Saturday, May 11, 2013

Thin Yet Thick: Night

Night
Elie Wiesel
115 pages

{Thin Yet Thick reads might be short in page length - 200 pages or less - but are thick and deep in meaning.}

In his memoir, winner of the 1986 Nobel Peace Prize, Elie Wiesel describes his terrifying experiences in the concentration camps of World War II. Born in Sighet, Transylvania (present-day Hungary) Wiesel was taken along with his family in 1944 to Auschwitz, and then later on to Buchenwald with his father. As a teenager, Wiesel's faith was put to the ultimate test as he witnessed and suffered from the in-humane experiences which must never be allowed to happen again.

Wiesel's writing style throughout the book is very consistent, and purposeful. Maybe it is part of the translation, but his sentences are simple and short, giving the voice of the story a sharp and impactful feeling.
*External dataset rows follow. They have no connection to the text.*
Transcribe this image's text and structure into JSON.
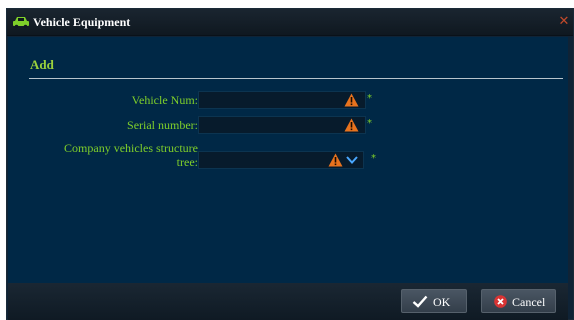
{
  "dialog": {
    "title": "Vehicle Equipment",
    "section_title": "Add"
  },
  "form": {
    "vehicle_num": {
      "label": "Vehicle Num:",
      "value": "",
      "required_mark": "*"
    },
    "serial_number": {
      "label": "Serial number:",
      "value": "",
      "required_mark": "*"
    },
    "structure_tree": {
      "label_line1": "Company vehicles structure",
      "label_line2": "tree:",
      "value": "",
      "required_mark": "*"
    }
  },
  "footer": {
    "ok_label": "OK",
    "cancel_label": "Cancel"
  },
  "colors": {
    "accent_green": "#7fcf2a",
    "warning_orange": "#e8731e",
    "cancel_red": "#d83434",
    "content_bg": "#002846"
  },
  "icons": {
    "title": "car-icon",
    "warning": "warning-icon",
    "dropdown": "chevron-down-icon",
    "ok": "check-icon",
    "cancel": "cancel-icon",
    "close": "close-icon"
  }
}
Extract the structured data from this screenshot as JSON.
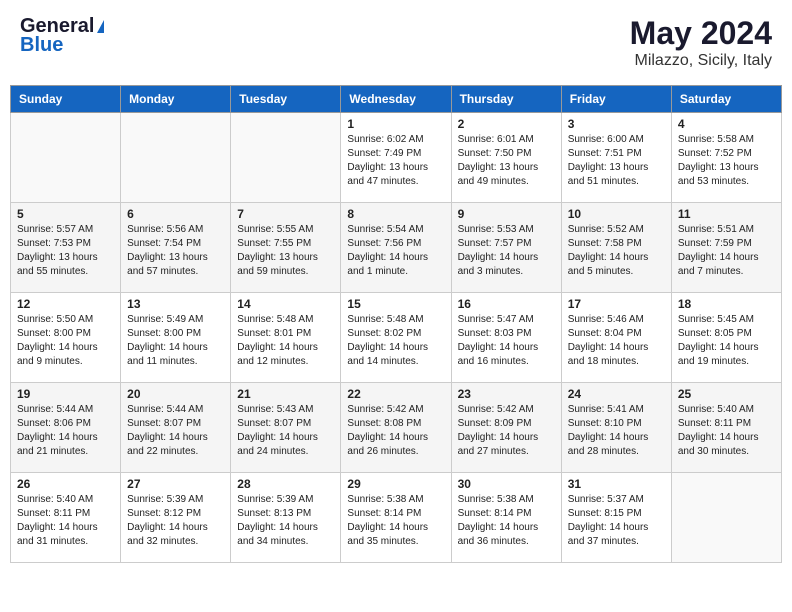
{
  "header": {
    "logo_general": "General",
    "logo_blue": "Blue",
    "month_title": "May 2024",
    "location": "Milazzo, Sicily, Italy"
  },
  "calendar": {
    "days_of_week": [
      "Sunday",
      "Monday",
      "Tuesday",
      "Wednesday",
      "Thursday",
      "Friday",
      "Saturday"
    ],
    "weeks": [
      {
        "cells": [
          {
            "day": "",
            "info": ""
          },
          {
            "day": "",
            "info": ""
          },
          {
            "day": "",
            "info": ""
          },
          {
            "day": "1",
            "info": "Sunrise: 6:02 AM\nSunset: 7:49 PM\nDaylight: 13 hours\nand 47 minutes."
          },
          {
            "day": "2",
            "info": "Sunrise: 6:01 AM\nSunset: 7:50 PM\nDaylight: 13 hours\nand 49 minutes."
          },
          {
            "day": "3",
            "info": "Sunrise: 6:00 AM\nSunset: 7:51 PM\nDaylight: 13 hours\nand 51 minutes."
          },
          {
            "day": "4",
            "info": "Sunrise: 5:58 AM\nSunset: 7:52 PM\nDaylight: 13 hours\nand 53 minutes."
          }
        ]
      },
      {
        "cells": [
          {
            "day": "5",
            "info": "Sunrise: 5:57 AM\nSunset: 7:53 PM\nDaylight: 13 hours\nand 55 minutes."
          },
          {
            "day": "6",
            "info": "Sunrise: 5:56 AM\nSunset: 7:54 PM\nDaylight: 13 hours\nand 57 minutes."
          },
          {
            "day": "7",
            "info": "Sunrise: 5:55 AM\nSunset: 7:55 PM\nDaylight: 13 hours\nand 59 minutes."
          },
          {
            "day": "8",
            "info": "Sunrise: 5:54 AM\nSunset: 7:56 PM\nDaylight: 14 hours\nand 1 minute."
          },
          {
            "day": "9",
            "info": "Sunrise: 5:53 AM\nSunset: 7:57 PM\nDaylight: 14 hours\nand 3 minutes."
          },
          {
            "day": "10",
            "info": "Sunrise: 5:52 AM\nSunset: 7:58 PM\nDaylight: 14 hours\nand 5 minutes."
          },
          {
            "day": "11",
            "info": "Sunrise: 5:51 AM\nSunset: 7:59 PM\nDaylight: 14 hours\nand 7 minutes."
          }
        ]
      },
      {
        "cells": [
          {
            "day": "12",
            "info": "Sunrise: 5:50 AM\nSunset: 8:00 PM\nDaylight: 14 hours\nand 9 minutes."
          },
          {
            "day": "13",
            "info": "Sunrise: 5:49 AM\nSunset: 8:00 PM\nDaylight: 14 hours\nand 11 minutes."
          },
          {
            "day": "14",
            "info": "Sunrise: 5:48 AM\nSunset: 8:01 PM\nDaylight: 14 hours\nand 12 minutes."
          },
          {
            "day": "15",
            "info": "Sunrise: 5:48 AM\nSunset: 8:02 PM\nDaylight: 14 hours\nand 14 minutes."
          },
          {
            "day": "16",
            "info": "Sunrise: 5:47 AM\nSunset: 8:03 PM\nDaylight: 14 hours\nand 16 minutes."
          },
          {
            "day": "17",
            "info": "Sunrise: 5:46 AM\nSunset: 8:04 PM\nDaylight: 14 hours\nand 18 minutes."
          },
          {
            "day": "18",
            "info": "Sunrise: 5:45 AM\nSunset: 8:05 PM\nDaylight: 14 hours\nand 19 minutes."
          }
        ]
      },
      {
        "cells": [
          {
            "day": "19",
            "info": "Sunrise: 5:44 AM\nSunset: 8:06 PM\nDaylight: 14 hours\nand 21 minutes."
          },
          {
            "day": "20",
            "info": "Sunrise: 5:44 AM\nSunset: 8:07 PM\nDaylight: 14 hours\nand 22 minutes."
          },
          {
            "day": "21",
            "info": "Sunrise: 5:43 AM\nSunset: 8:07 PM\nDaylight: 14 hours\nand 24 minutes."
          },
          {
            "day": "22",
            "info": "Sunrise: 5:42 AM\nSunset: 8:08 PM\nDaylight: 14 hours\nand 26 minutes."
          },
          {
            "day": "23",
            "info": "Sunrise: 5:42 AM\nSunset: 8:09 PM\nDaylight: 14 hours\nand 27 minutes."
          },
          {
            "day": "24",
            "info": "Sunrise: 5:41 AM\nSunset: 8:10 PM\nDaylight: 14 hours\nand 28 minutes."
          },
          {
            "day": "25",
            "info": "Sunrise: 5:40 AM\nSunset: 8:11 PM\nDaylight: 14 hours\nand 30 minutes."
          }
        ]
      },
      {
        "cells": [
          {
            "day": "26",
            "info": "Sunrise: 5:40 AM\nSunset: 8:11 PM\nDaylight: 14 hours\nand 31 minutes."
          },
          {
            "day": "27",
            "info": "Sunrise: 5:39 AM\nSunset: 8:12 PM\nDaylight: 14 hours\nand 32 minutes."
          },
          {
            "day": "28",
            "info": "Sunrise: 5:39 AM\nSunset: 8:13 PM\nDaylight: 14 hours\nand 34 minutes."
          },
          {
            "day": "29",
            "info": "Sunrise: 5:38 AM\nSunset: 8:14 PM\nDaylight: 14 hours\nand 35 minutes."
          },
          {
            "day": "30",
            "info": "Sunrise: 5:38 AM\nSunset: 8:14 PM\nDaylight: 14 hours\nand 36 minutes."
          },
          {
            "day": "31",
            "info": "Sunrise: 5:37 AM\nSunset: 8:15 PM\nDaylight: 14 hours\nand 37 minutes."
          },
          {
            "day": "",
            "info": ""
          }
        ]
      }
    ]
  }
}
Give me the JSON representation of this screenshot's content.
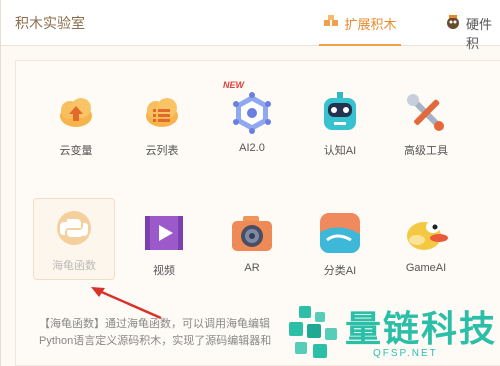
{
  "window": {
    "title": "积木实验室"
  },
  "tabs": [
    {
      "label": "扩展积木",
      "active": true
    },
    {
      "label": "硬件积"
    }
  ],
  "row1": [
    {
      "label": "云变量",
      "icon": "cloud-upload-icon"
    },
    {
      "label": "云列表",
      "icon": "cloud-list-icon"
    },
    {
      "label": "AI2.0",
      "icon": "hexagon-network-icon",
      "badge": "NEW"
    },
    {
      "label": "认知AI",
      "icon": "robot-icon"
    },
    {
      "label": "高级工具",
      "icon": "tools-icon"
    }
  ],
  "row2": [
    {
      "label": "海龟函数",
      "icon": "python-icon",
      "selected": true
    },
    {
      "label": "视频",
      "icon": "video-icon"
    },
    {
      "label": "AR",
      "icon": "camera-icon"
    },
    {
      "label": "分类AI",
      "icon": "classify-icon"
    },
    {
      "label": "GameAI",
      "icon": "bird-icon"
    }
  ],
  "description": {
    "line1": "【海龟函数】通过海龟函数，可以调用海龟编辑",
    "line2": "Python语言定义源码积木，实现了源码编辑器和"
  },
  "watermark": {
    "text": "量链科技",
    "sub": "QFSP.NET"
  },
  "colors": {
    "accent": "#e98a2b",
    "watermark": "#2cbfa8"
  }
}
This writing style also leaves the reader feeling as if they have been told everything. Night is raw and real, unabashed and unabridged. It shows his reconfirmed trust in the human race, although it had dwindled to little during the many months he spent in suffering. He wrote, "How was it possible that...the world kept silent?"

Throughout this powerful story, there are so many distinct moments that might make the reader cry, but for me, it was not a specific event that had a tear rolling down my cheek. There is this horrible paradox to Wiesel's story: "...a convoy of cattle cars was waiting. The Hungarian police made us climb into the cars, eighty persons in each one. The lucky ones found themselves near a window; they could watch the blooming countryside flit by." Lines like these got me every time, as it was so horrific to realize the contrast between the dark, dirty confines of the cattle cars or the concentration camps, and the sun shining in a bluebird sky above.

I tried to capture that image in the photo above, to show that although this might be a dark and sorrowful story, light still peeps in around the edges, showing the initial optimism and hope of the Jewish people. In his Nobel Peace Prize Speech, Wiesel concluded by saying, "Thank you, people of Norway, for declaring on this singular occasion that our survival has meaning for mankind." So in the end, something beautiful did come out of the Holocaust - the survivors. They were like the grass and the dandelions, a simple beauty, finally being noticed.